A new way?

An ex-boyfriend once called me relentless. He meant it in a meanie way, but I saw it as a strength. I do not give up on things that I believe in. Ever. (I did end up giving up on him though).

Ever since I quit my full time job in 2011 to have my daughter, I have worked hard to build a small something up from nothing. Back when I was pushing a pram around every day with no money to do anything, I had a lot of time to think…and a lot more time to really take in everything around me. This is when I truly realised how rapidly my town centre was changing, and not neccessarily in a positive way. The calalyst for me was the realisation that we were heading for a future where independent businesses would no longer feature on the high street at all.

I have accepted and I understand that, in business, money talks. But this really and truly can’t be the only factor accounted for when so much is at stake. Quite simply, vibrant town centres are vital to every community on so many levels. My previous carreer working as a mental health support worker allowed me to see how important a strong sense of community is to a huge proportion of the population, and for a lot of people, their community spirit lay in the local businesses around them.

Empty retail units are not good; they devalue surrounding businesses and homes, as well as having negative consequenses on the town as a whole.

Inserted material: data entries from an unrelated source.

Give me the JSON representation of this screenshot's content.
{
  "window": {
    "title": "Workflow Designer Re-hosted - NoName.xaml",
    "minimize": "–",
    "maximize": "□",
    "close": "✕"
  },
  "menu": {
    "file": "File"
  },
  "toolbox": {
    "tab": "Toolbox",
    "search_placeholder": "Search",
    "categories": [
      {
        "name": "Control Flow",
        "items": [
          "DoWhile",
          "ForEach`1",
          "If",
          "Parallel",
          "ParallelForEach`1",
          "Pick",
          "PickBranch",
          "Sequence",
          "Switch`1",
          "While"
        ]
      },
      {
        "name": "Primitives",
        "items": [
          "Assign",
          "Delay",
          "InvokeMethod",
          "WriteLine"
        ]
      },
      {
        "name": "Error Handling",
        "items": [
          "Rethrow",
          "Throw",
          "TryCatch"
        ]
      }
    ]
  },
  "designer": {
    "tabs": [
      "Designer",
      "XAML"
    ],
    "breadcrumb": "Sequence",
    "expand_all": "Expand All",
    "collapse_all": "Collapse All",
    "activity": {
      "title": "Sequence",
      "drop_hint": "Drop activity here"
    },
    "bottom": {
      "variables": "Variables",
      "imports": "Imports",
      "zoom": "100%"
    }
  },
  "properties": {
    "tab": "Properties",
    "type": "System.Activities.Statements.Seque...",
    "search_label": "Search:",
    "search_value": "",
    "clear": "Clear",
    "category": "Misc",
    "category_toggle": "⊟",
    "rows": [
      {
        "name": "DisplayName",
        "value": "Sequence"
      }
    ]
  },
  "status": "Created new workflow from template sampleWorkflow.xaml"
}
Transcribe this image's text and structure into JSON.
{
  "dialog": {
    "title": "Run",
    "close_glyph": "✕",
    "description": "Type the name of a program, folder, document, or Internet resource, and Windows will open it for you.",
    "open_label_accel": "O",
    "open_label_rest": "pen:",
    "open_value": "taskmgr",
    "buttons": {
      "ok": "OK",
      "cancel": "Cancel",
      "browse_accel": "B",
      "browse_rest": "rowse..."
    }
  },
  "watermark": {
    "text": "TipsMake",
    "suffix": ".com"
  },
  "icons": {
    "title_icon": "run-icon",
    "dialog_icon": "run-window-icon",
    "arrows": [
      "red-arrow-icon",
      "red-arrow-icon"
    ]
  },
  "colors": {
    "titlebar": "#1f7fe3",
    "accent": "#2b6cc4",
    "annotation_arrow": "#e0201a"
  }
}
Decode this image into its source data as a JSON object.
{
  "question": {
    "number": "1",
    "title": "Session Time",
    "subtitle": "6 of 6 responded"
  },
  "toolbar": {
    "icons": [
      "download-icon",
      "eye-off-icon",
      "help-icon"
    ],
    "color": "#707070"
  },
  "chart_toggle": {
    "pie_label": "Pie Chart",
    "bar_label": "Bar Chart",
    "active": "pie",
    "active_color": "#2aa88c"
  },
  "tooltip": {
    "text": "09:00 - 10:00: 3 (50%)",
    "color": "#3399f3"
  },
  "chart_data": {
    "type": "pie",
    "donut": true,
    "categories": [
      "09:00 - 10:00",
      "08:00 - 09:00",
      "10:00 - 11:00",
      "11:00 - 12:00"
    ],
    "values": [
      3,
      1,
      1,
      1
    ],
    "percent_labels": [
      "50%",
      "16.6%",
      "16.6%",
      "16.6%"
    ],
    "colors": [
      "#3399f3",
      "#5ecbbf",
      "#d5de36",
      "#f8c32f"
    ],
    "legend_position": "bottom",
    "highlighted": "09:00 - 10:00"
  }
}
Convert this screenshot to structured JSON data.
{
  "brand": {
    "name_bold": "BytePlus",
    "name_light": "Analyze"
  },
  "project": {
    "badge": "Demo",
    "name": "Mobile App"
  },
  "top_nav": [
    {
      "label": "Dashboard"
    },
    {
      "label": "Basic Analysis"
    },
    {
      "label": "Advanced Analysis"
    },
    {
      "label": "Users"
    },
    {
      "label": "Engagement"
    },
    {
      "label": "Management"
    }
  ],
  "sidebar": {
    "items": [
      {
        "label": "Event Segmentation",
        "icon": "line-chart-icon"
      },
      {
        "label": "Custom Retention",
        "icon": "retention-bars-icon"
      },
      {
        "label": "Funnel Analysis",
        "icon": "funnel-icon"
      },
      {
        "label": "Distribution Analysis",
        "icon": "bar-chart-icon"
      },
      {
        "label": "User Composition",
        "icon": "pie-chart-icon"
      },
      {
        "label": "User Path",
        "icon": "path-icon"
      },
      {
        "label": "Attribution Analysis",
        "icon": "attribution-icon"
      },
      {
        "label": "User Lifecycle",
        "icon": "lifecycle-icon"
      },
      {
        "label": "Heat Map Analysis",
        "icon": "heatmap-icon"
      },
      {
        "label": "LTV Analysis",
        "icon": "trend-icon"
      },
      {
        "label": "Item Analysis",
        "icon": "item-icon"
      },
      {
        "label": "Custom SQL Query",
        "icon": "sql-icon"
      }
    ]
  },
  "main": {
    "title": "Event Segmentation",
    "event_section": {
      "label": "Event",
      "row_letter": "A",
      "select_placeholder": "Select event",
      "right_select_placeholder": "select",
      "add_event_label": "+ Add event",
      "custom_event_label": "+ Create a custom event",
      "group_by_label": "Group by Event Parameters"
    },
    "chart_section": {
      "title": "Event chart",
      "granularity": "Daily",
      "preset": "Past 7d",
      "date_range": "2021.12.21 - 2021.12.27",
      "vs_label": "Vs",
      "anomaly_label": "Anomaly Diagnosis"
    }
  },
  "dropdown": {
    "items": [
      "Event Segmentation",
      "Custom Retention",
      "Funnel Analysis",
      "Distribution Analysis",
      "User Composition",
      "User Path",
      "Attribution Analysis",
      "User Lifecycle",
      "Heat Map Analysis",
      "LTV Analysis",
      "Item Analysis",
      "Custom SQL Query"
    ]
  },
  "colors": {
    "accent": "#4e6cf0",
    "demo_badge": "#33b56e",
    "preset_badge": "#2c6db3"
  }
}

But filling them with unsuitable businesses, or by not considering diversity, is just not working for anyone. Humans are pack animals and we want familiarity and continuity…but this does not have to come from charity shops, chain stores and big brands. I believe there is another way to make things work.

There are two main enemies to small businesses is – one, of course, is a beast that cannot be beaten, but the other needs to be fought. Internet shopping is not going to go away (although I do believe that people are beginning to realise that it is not The Answer to All, as they perhaps once though it was.) The other demon are business rates – a system of calculation that was invented by 3 blind monkeys and a piece of cheese. The way that councils decide what extortionate fee they will charge you for trying to make a living was set up years before the internet was even A Thing – since those days, the way people shop and consume has changed dramatically, yet this fact has never been accounted for when it comes to calculating business rates. How can this make sense? It should not be as hard as it is for people to set up viable businesses withn their own town centre.

For the past 3 years I have been dreaming and now I am awake. I now have a shop which benefits a large number of people and it is a shop which has the potential to truly work long term. It is also a shop which local people express their appreciation for – just today we had a lady say that she had come over from a neighbouring suburb specifically to visit us, and another lady who said we had one of the best collections of vintage stock she had ever seen. Because of all the traders who have put their faith in this project by selling their work through us, the shop looks amazing and I am so proud of it every day. And because of this I vow to do everything I can to keep hold of it.

When the time comes, please can I ask everyone who trades at, or who supports, the CAM Hub & Autumn’s Vintage Boutique to sign our petition to help prove to the landlord that this the sort of shop that the people of Chorlton want, rather than yet another charity shop (charity shops get an 80% business rates relief, enabling them to be able to pay top whack for the rental rates – this is something that I just can’t compete with at this stage). So, please keep tweeting, facebooking, instagramming and telling everyone about the shop – this is a shop which makes money for 60 individuals and small businesses, and one which benefits the local economy in ways which yet another charity shop wouldn’t do. As wrong as it may sound, please help us to fight the evil plague of charity shops!

Advertisements